Dataset rows describing interfaces

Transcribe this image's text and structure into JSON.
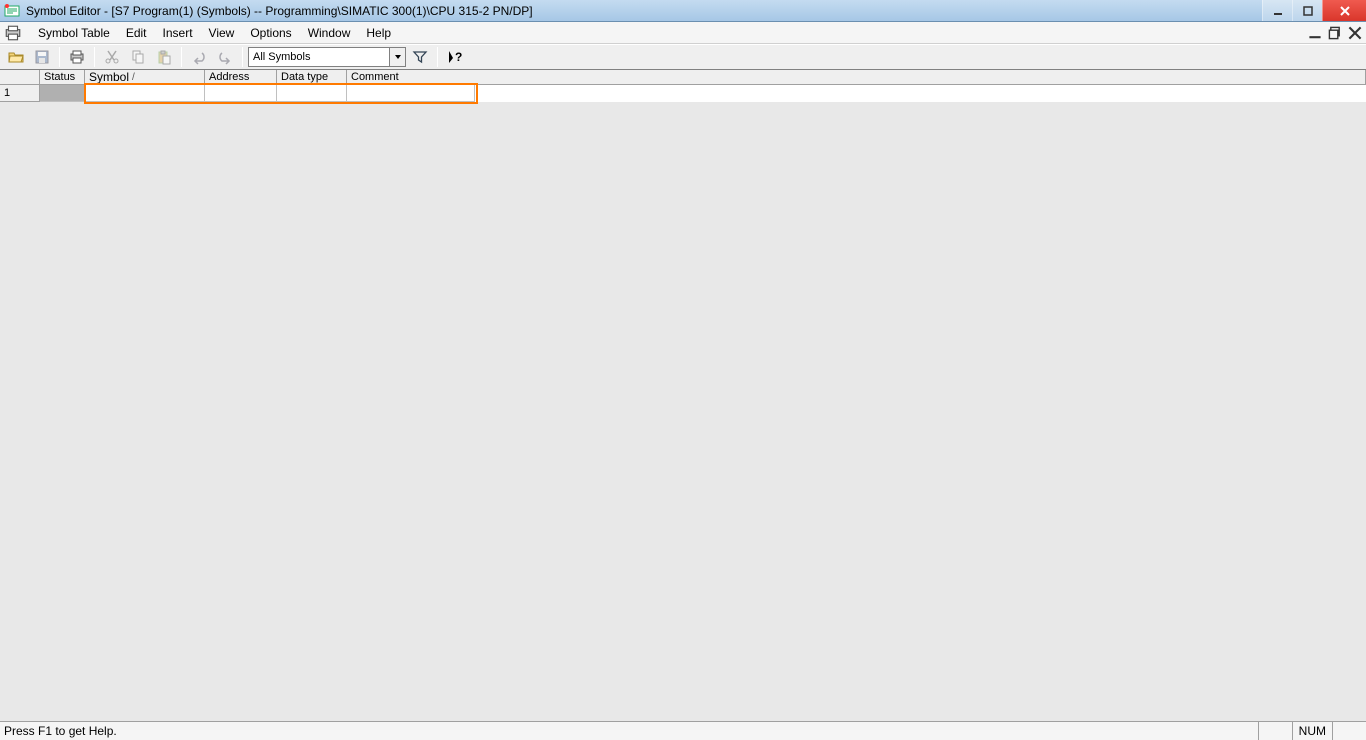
{
  "titlebar": {
    "text": "Symbol Editor - [S7 Program(1) (Symbols) -- Programming\\SIMATIC 300(1)\\CPU 315-2 PN/DP]"
  },
  "menubar": {
    "items": [
      "Symbol Table",
      "Edit",
      "Insert",
      "View",
      "Options",
      "Window",
      "Help"
    ]
  },
  "toolbar": {
    "filter_combo": "All Symbols"
  },
  "grid": {
    "headers": {
      "status": "Status",
      "symbol": "Symbol",
      "address": "Address",
      "datatype": "Data type",
      "comment": "Comment"
    },
    "rows": [
      {
        "num": "1",
        "status": "",
        "symbol": "",
        "address": "",
        "datatype": "",
        "comment": ""
      }
    ]
  },
  "statusbar": {
    "help": "Press F1 to get Help.",
    "num": "NUM"
  }
}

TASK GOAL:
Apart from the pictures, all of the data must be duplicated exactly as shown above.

EXERCISE SOLUTION:
Transcribe this image's text and structure into JSON.
{
  "titlebar": {
    "text": "Symbol Editor - [S7 Program(1) (Symbols) -- Programming\\SIMATIC 300(1)\\CPU 315-2 PN/DP]"
  },
  "menubar": {
    "items": [
      "Symbol Table",
      "Edit",
      "Insert",
      "View",
      "Options",
      "Window",
      "Help"
    ]
  },
  "toolbar": {
    "filter_combo": "All Symbols"
  },
  "grid": {
    "headers": {
      "status": "Status",
      "symbol": "Symbol",
      "address": "Address",
      "datatype": "Data type",
      "comment": "Comment"
    },
    "rows": [
      {
        "num": "1",
        "status": "",
        "symbol": "",
        "address": "",
        "datatype": "",
        "comment": ""
      }
    ]
  },
  "statusbar": {
    "help": "Press F1 to get Help.",
    "num": "NUM"
  }
}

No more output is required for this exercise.